Trinity, as one example, has had three Div-I bball transfers in recent years, and currently has transfers from UHouston, UConn, Colgate, and UVA all playing major roles on its football team. Of course, Trinity has much lower SAT’s than Amherst or Williams to begin with, so a kid with a 1050 wouldn’t stand out nearly as much there. But I think Williams is doing it the right way — encouraging excellence in student-athletes in the sports where visibility might not be as high, but the students are able to benefit from the experience of competing at the highest level.

Does this mean Williams may never win another championship in men’s basketball or go undefeated in men’s football? Perhaps. But, at least in hoops, if they can attract 3-4 stars with 1300 plus SAT’s (very doable based on past experience) at least the basketball team has a shot.

One other issue that may, in the long run, compromise Williams athletics: the sorry state of the athletic facilities. The weight room is a joke compared to Amherst, Middlebury, or many high schools, and several other athletic facilities are badly in need of some fixing up. The fact that the weight room is like it is, despite the huge bucks coming in for the campaign, are a not so subtle signal about the current administration’s feeling about athletics as a campus priority.

#2 Comment By Current Eph On October 14, 2005 @ 7:07 pm

The 75 people on the Williams Varsity Football roster includes those play on JV. The JV games are usually played on Sunday morning games. The Ephs have relatively the same number of players as Amherst and Trinity, and though all of these teams have more players than a team like Bowdoin, it’s a totally acceptable size for a nescac team.

By the way, Nebraska has more like 124 players, not 75, and a plethora of assistant coaches (17 to Williams 10). And for many of the Williams Assistant Coaches, football is not a year-round commitment like it is for the Huskers coaches, at least 5 of them are coaches for another sport (2 are even head coaches).

#3 Comment By frank uible On October 14, 2005 @ 8:02 pm

Football – now there is something that is near and dear to me – and, of course, makes a true and major difference in the scheme of things! The foregoing is so full of errors, omissions and misleading propositions (along with a few incidental truths) I haven’t the time or inclination to straighten it, but at any rate you are now on notice of my objection to any and all of it.

#4 Comment By Anonymous On October 15, 2005 @ 12:45 am

On Athletic Tips and Investment Banking Jobs:

I think that there is a huge misconception as to what kind of people at Williams get Investment Banking Jobs. By reading the posts, I got the feeling that some of you put the following rationale on having Tips athletes:

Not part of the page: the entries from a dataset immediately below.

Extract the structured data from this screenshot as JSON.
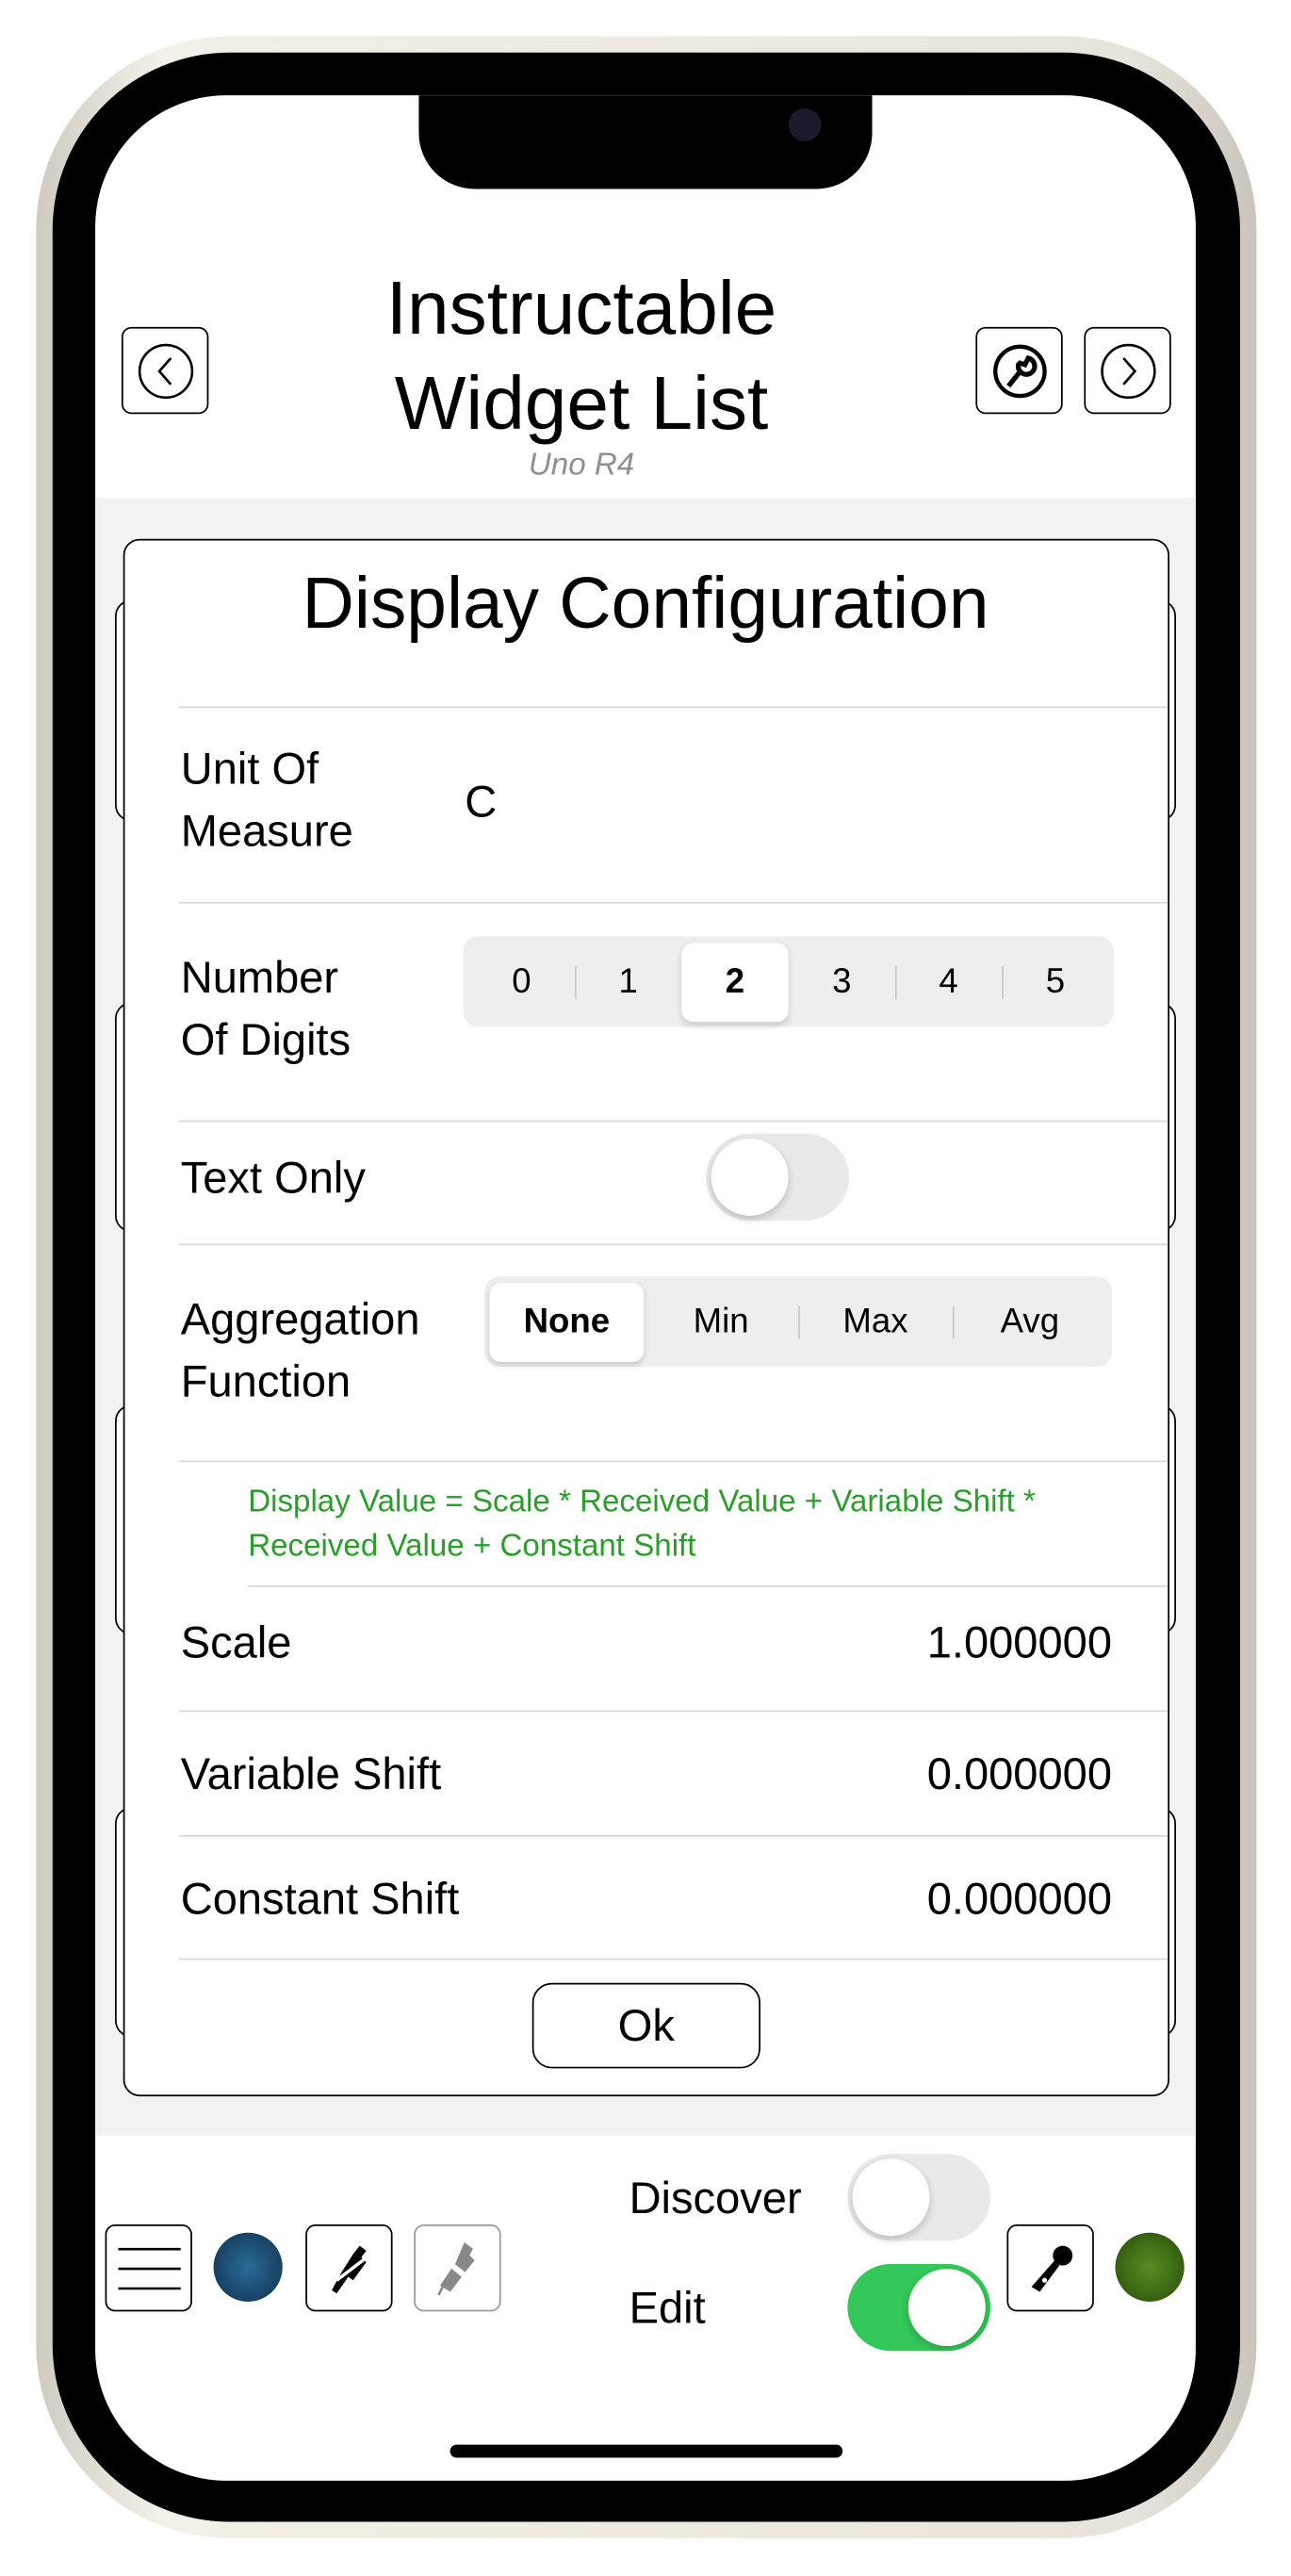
{
  "header": {
    "title_line1": "Instructable",
    "title_line2": "Widget List",
    "subtitle": "Uno R4"
  },
  "dialog": {
    "title": "Display Configuration",
    "unit": {
      "label_line1": "Unit Of",
      "label_line2": "Measure",
      "value": "C"
    },
    "digits": {
      "label_line1": "Number",
      "label_line2": "Of Digits",
      "options": [
        "0",
        "1",
        "2",
        "3",
        "4",
        "5"
      ],
      "selected": "2"
    },
    "text_only": {
      "label": "Text Only",
      "on": false
    },
    "aggregation": {
      "label_line1": "Aggregation",
      "label_line2": "Function",
      "options": [
        "None",
        "Min",
        "Max",
        "Avg"
      ],
      "selected": "None"
    },
    "formula": "Display Value = Scale * Received Value + Variable Shift * Received Value + Constant Shift",
    "scale": {
      "label": "Scale",
      "value": "1.000000"
    },
    "variable_shift": {
      "label": "Variable Shift",
      "value": "0.000000"
    },
    "constant_shift": {
      "label": "Constant Shift",
      "value": "0.000000"
    },
    "ok_label": "Ok"
  },
  "bottom": {
    "discover_label": "Discover",
    "discover_on": false,
    "edit_label": "Edit",
    "edit_on": true,
    "connection_led_color": "#1b4a6e",
    "status_led_color": "#3d6a14",
    "toggle_on_color": "#34c759"
  }
}
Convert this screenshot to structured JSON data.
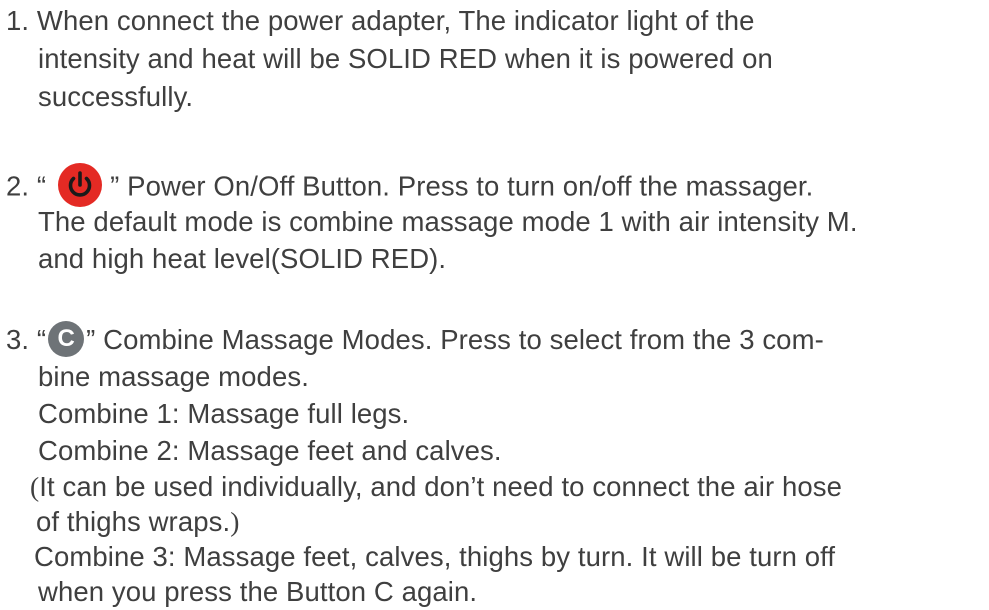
{
  "doc": {
    "item1": {
      "number": "1.",
      "line1": "When connect the power adapter, The indicator light of the",
      "line2": "intensity and heat will be SOLID RED when it is powered on",
      "line3": "successfully."
    },
    "item2": {
      "number": "2.",
      "open_quote": "“",
      "close_and_text": "” Power On/Off Button. Press to turn on/off the massager.",
      "line2": "The default mode is combine massage mode 1 with air intensity M.",
      "line3_prefix": "and high heat level",
      "line3_paren": "(SOLID RED).",
      "icon": "power-icon"
    },
    "item3": {
      "number": "3.",
      "open_quote": "“",
      "icon_letter": "C",
      "close_and_text": "” Combine Massage Modes. Press to select from the 3 com-",
      "line2": "bine massage modes.",
      "combine1": "Combine 1: Massage full legs.",
      "combine2": "Combine 2: Massage feet and calves.",
      "note_open": "(",
      "note_text": "It can be used individually, and don’t need to connect the air hose",
      "note_line2": "of thighs wraps.",
      "note_close": ")",
      "combine3_line1": "Combine 3: Massage feet, calves, thighs by turn. It will be turn off",
      "combine3_line2": "when you press the Button C again."
    }
  },
  "colors": {
    "text": "#3f3f3f",
    "power_icon": "#e42a24",
    "c_icon": "#6e7377"
  }
}
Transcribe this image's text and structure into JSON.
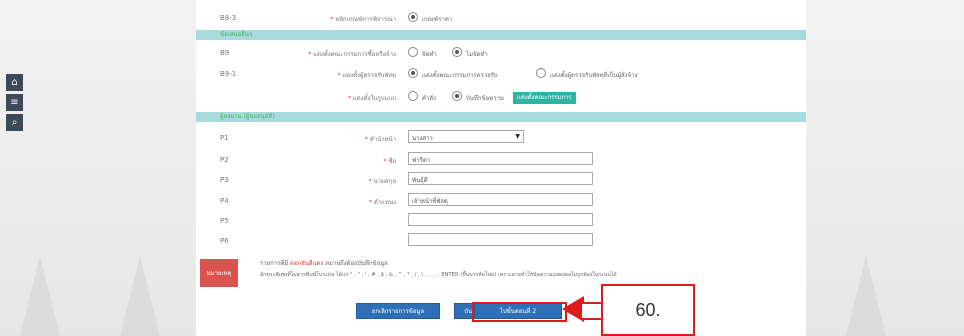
{
  "sidebar": {
    "icons": [
      "home-icon",
      "menu-icon",
      "search-icon"
    ],
    "glyphs": [
      "⌂",
      "≡",
      "⌕"
    ]
  },
  "form": {
    "row_b8_3": {
      "code": "B8-3",
      "label": "หลักเกณฑ์การพิจารณา",
      "option": "เกณฑ์ราคา"
    },
    "section_other": "ข้อเสนออื่นๆ",
    "row_b9": {
      "code": "B9",
      "label": "แต่งตั้งคณะกรรมการซื้อหรือจ้าง",
      "opt1": "จัดทำ",
      "opt2": "ไม่จัดทำ"
    },
    "row_b9_1": {
      "code": "B9-1",
      "label": "แต่งตั้งผู้ตรวจรับพัสดุ",
      "opt1": "แต่งตั้งคณะกรรมการตรวจรับ",
      "opt2": "แต่งตั้งผู้ตรวจรับพัสดุที่เป็นผู้สั่งจ้าง"
    },
    "row_committee": {
      "label": "แต่งตั้งในรูปแบบ",
      "opt1": "คำสั่ง",
      "opt2": "บันทึกข้อความ",
      "button": "แต่งตั้งคณะกรรมการ"
    },
    "section_approver": "ผู้ลงนาม (ผู้ขออนุมัติ)",
    "p1": {
      "code": "P1",
      "label": "คำนำหน้า",
      "value": "นางสาว"
    },
    "p2": {
      "code": "P2",
      "label": "ชื่อ",
      "value": "ฟารีดา"
    },
    "p3": {
      "code": "P3",
      "label": "นามสกุล",
      "value": "พันธุ์ดี"
    },
    "p4": {
      "code": "P4",
      "label": "ตำแหน่ง",
      "value": "เจ้าหน้าที่พัสดุ"
    },
    "p5": {
      "code": "P5",
      "value": ""
    },
    "p6": {
      "code": "P6",
      "value": ""
    }
  },
  "note": {
    "badge": "หมายเหตุ",
    "line1_prefix": "รายการที่มี",
    "line1_red": "ดอกจันสีแดง",
    "line1_suffix": "หมายถึงต้องบันทึกข้อมูล",
    "line2": "อักขระพิเศษที่ไม่ควรพิมพ์ในระบบ ได้แก่ \" , \" ; ' , # , $ , & , ^ , * , / , \\ , . . . ; ENTER (ขึ้นบรรทัดใหม่) เพราะอาจทำให้ข้อความแสดงผลไม่ถูกต้องในระบบได้"
  },
  "buttons": {
    "reset": "ยกเลิกรายการข้อมูล",
    "save": "บันทึก",
    "next": "ไปขั้นตอนที่ 2"
  },
  "annotation": {
    "step": "60."
  },
  "colors": {
    "section": "#a8dcdc",
    "primary": "#2f6fb6",
    "accent": "#2fb4a4",
    "callout": "#e01b1b"
  }
}
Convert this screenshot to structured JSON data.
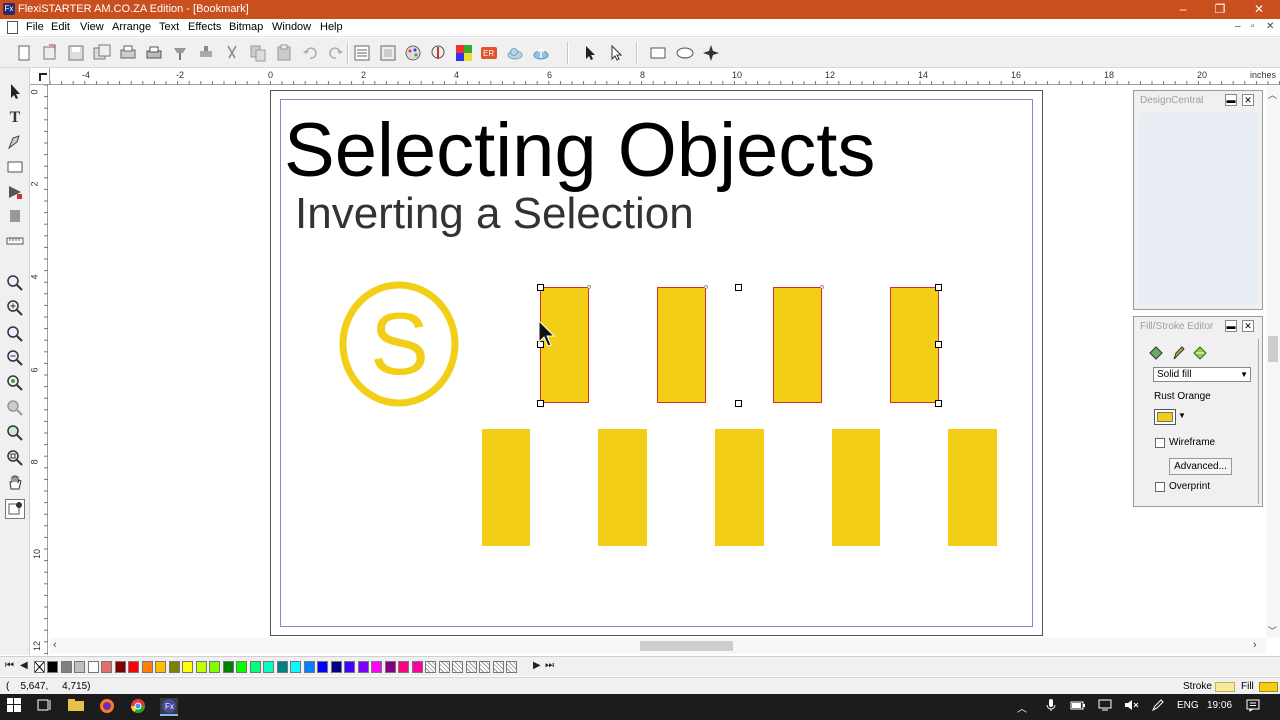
{
  "window": {
    "title": "FlexiSTARTER AM.CO.ZA Edition - [Bookmark]",
    "controls": {
      "minimize": "–",
      "maximize": "❐",
      "close": "✕"
    },
    "mdi_controls": {
      "minimize": "–",
      "restore": "▫",
      "close": "✕"
    }
  },
  "menu": {
    "items": [
      "File",
      "Edit",
      "View",
      "Arrange",
      "Text",
      "Effects",
      "Bitmap",
      "Window",
      "Help"
    ]
  },
  "ruler": {
    "h_labels": [
      "-4",
      "-2",
      "0",
      "2",
      "4",
      "6",
      "8",
      "10",
      "12",
      "14",
      "16",
      "18",
      "20"
    ],
    "unit": "inches",
    "v_labels": [
      "0",
      "2",
      "4",
      "6",
      "8",
      "10",
      "12"
    ]
  },
  "document": {
    "heading": "Selecting Objects",
    "subheading": "Inverting a Selection",
    "logo_letter": "S",
    "shape_color": "#f2cf16"
  },
  "design_central": {
    "title": "DesignCentral"
  },
  "fill_stroke_editor": {
    "title": "Fill/Stroke Editor",
    "fill_type": "Solid fill",
    "color_name": "Rust Orange",
    "swatch_color": "#f2cf16",
    "wireframe_label": "Wireframe",
    "advanced_label": "Advanced...",
    "overprint_label": "Overprint"
  },
  "palette": {
    "colors": [
      "#000000",
      "#7f7f7f",
      "#c0c0c0",
      "#ffffff",
      "#e07070",
      "#800000",
      "#ff0000",
      "#ff8000",
      "#ffbf00",
      "#808000",
      "#ffff00",
      "#c0ff00",
      "#80ff00",
      "#008000",
      "#00ff00",
      "#00ff80",
      "#00ffc0",
      "#008080",
      "#00ffff",
      "#0080ff",
      "#0000ff",
      "#000080",
      "#4000ff",
      "#8000ff",
      "#ff00ff",
      "#800080",
      "#ff0080",
      "#ff00a0"
    ]
  },
  "status": {
    "coordinates": "(    5,647,     4,715)",
    "stroke_label": "Stroke",
    "fill_label": "Fill",
    "stroke_color": "#f7e9a0",
    "fill_color": "#f2cf16"
  },
  "taskbar": {
    "language": "ENG",
    "time": "19:06"
  }
}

The Tips are more likely to be interested
in the I-Banking jobs; thus, if acceptetd to these jobs, the athletes will have a higher earning expectancy; thus, they will give large gifts to Williams.

But, there is a bit IF in this reasining:namely, in “if acceptetd to these jobs.”

As an Eph who recently went through the hell of the interview process, I can say that people who get the top I-Banking jobs do not come from the left tail of the SAT/GPA distributions. Sure, most of them are not in the top 10% of the class; I guesstimate, however, that the overwhelming majority of them has a decent GPA in 3.0 to 3.7 range. I happen to know a large number of the people who inteviewed for these jobs, and I would not used an adjective “stupid by Williams standards” to describe any of them.

My point is that very few Tips have GPA goodenough to get an interview with these firms (to get an interview in the first place, you need to submit your resume with the GPA/SAT scores on it). Probably most people who get these jobs are atletes; very few of them are actually tips.

Thus, the argument that college admits TIPS to be able to reap the financial benefits from them later on does not hold, as an overwhelming majority of them will not get an exorbitantly paying jobs anyway.

You might argue that TIPS contribute to the athletic image of the school, which in turn attracts the athletic-minded smart students, which in turn translates to more investment bankers….
However, I personally think that this link is tenuous.